I've had a few interesting conversations regarding skills students need in order to be successful but don't actually make it into the gradebook. You know, the homework-organization-studyhabits-notetaking type skills also known as "soft skills." I noticed that Shawn Cornally has "Investigation Standards" he uses in his class which makes me question the existence of a third set of skills that aren't necessarily content driven nor are they "soft." I suppose one could argue that investigation standards are appropriate to a science class as they are often times embedded into the content skills. But are there skills that are embedded into a math classroom that may or may not actually be figured into the grade of a student who has a teacher using SBG?
Where do things like: applying problem strategies, using multiple representations (Rule of 4) or showing multiple ways to work a problem fit into the grade book? These are the golden threads that run through all of our math courses so why wouldn't we measure them?
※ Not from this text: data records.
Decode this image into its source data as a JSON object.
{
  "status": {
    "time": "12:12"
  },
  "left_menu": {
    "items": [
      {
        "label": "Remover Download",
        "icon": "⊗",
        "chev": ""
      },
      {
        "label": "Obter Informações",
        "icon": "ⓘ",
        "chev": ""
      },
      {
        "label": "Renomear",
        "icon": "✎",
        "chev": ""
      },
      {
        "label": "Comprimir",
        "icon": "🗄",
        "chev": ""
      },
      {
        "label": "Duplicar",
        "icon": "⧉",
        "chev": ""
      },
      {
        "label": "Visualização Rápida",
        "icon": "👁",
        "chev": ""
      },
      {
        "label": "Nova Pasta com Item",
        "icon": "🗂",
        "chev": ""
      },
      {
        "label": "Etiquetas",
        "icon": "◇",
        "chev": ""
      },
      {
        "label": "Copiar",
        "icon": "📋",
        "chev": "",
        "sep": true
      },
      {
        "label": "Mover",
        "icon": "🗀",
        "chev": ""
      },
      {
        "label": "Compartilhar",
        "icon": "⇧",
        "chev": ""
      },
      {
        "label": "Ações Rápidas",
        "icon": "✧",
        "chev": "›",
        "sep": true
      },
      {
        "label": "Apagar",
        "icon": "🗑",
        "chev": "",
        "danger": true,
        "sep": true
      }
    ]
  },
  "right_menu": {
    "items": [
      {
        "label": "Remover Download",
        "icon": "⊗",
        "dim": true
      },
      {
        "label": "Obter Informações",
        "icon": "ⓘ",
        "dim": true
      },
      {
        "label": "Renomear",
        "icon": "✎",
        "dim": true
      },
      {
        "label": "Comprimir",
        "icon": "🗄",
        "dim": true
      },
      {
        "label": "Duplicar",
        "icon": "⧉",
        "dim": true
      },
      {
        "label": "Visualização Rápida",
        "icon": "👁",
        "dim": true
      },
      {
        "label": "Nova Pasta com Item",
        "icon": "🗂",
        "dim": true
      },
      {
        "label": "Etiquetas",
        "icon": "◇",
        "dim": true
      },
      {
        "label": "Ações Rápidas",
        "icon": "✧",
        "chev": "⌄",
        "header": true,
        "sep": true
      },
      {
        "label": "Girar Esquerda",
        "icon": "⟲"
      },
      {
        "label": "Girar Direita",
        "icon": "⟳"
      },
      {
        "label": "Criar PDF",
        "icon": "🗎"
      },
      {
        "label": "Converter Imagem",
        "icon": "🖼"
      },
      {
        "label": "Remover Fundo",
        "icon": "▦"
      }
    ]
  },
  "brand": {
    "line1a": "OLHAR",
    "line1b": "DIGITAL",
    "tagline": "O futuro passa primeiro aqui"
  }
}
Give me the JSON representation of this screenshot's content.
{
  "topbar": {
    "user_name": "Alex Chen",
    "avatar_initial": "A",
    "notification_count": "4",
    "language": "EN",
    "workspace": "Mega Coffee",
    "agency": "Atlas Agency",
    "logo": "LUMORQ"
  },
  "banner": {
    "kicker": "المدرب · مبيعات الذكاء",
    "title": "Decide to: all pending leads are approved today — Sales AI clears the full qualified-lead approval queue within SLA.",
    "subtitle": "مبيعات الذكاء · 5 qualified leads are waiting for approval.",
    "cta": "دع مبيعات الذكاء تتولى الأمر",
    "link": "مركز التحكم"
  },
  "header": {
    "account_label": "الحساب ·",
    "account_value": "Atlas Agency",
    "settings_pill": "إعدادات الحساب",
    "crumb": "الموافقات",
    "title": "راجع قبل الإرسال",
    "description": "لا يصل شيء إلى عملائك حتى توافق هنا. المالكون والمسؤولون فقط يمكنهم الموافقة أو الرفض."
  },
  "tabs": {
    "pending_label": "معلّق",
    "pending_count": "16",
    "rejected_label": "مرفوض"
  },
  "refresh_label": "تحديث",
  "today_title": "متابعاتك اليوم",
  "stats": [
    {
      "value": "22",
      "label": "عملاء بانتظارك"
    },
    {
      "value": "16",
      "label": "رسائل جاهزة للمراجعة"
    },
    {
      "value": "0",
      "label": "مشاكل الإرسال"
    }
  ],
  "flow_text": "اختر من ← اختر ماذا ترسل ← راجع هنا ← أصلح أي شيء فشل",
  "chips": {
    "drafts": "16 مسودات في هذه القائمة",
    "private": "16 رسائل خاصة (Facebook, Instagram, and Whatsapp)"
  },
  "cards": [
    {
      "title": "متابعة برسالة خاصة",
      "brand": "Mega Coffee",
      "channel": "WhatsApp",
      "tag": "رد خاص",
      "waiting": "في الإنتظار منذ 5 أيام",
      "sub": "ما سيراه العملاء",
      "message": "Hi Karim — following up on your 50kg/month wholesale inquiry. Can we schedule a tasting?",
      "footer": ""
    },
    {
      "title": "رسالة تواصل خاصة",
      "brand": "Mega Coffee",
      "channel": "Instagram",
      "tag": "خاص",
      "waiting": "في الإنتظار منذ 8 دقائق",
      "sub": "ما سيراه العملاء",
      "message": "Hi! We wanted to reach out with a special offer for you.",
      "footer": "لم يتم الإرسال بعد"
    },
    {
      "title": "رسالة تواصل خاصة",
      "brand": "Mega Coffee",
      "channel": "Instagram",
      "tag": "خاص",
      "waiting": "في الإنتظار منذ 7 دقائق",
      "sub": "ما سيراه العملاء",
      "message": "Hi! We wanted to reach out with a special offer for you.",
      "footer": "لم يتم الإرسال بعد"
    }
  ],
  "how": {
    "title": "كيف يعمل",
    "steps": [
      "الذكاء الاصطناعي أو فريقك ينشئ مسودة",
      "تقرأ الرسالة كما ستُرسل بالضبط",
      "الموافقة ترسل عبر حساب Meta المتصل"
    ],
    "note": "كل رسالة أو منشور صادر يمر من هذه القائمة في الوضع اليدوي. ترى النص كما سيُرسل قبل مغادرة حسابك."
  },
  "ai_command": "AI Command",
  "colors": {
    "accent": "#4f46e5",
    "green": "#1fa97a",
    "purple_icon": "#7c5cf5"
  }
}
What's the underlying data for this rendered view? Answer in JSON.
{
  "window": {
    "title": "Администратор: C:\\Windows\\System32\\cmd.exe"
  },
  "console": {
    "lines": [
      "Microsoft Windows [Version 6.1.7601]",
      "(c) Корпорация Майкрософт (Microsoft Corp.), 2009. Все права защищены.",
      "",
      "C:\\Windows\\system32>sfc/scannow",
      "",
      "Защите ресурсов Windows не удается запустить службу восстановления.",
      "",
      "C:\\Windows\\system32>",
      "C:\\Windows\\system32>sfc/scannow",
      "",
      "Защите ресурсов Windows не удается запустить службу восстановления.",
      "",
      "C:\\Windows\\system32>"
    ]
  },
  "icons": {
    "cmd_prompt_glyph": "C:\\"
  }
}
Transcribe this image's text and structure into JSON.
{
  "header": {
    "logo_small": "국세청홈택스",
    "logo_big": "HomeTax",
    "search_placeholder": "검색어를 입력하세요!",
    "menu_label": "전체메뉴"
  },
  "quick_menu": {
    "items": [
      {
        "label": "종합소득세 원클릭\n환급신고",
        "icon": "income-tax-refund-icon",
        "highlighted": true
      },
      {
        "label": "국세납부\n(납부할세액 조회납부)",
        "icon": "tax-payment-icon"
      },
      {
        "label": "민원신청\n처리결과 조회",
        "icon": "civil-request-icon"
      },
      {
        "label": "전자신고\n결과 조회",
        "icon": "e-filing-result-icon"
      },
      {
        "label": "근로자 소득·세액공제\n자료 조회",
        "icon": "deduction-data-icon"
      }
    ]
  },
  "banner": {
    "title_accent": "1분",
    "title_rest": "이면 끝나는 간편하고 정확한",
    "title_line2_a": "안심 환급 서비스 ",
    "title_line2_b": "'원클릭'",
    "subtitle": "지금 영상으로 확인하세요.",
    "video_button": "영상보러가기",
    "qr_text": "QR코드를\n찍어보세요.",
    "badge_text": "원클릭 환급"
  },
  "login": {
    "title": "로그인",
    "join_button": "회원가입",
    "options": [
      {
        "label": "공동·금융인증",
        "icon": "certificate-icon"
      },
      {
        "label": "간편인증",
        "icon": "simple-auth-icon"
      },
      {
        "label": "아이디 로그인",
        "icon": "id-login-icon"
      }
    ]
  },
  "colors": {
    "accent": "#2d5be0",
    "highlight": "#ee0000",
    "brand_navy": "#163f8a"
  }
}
Do they deserve their own place in the gradebook? If so, how many of them are there and what are they?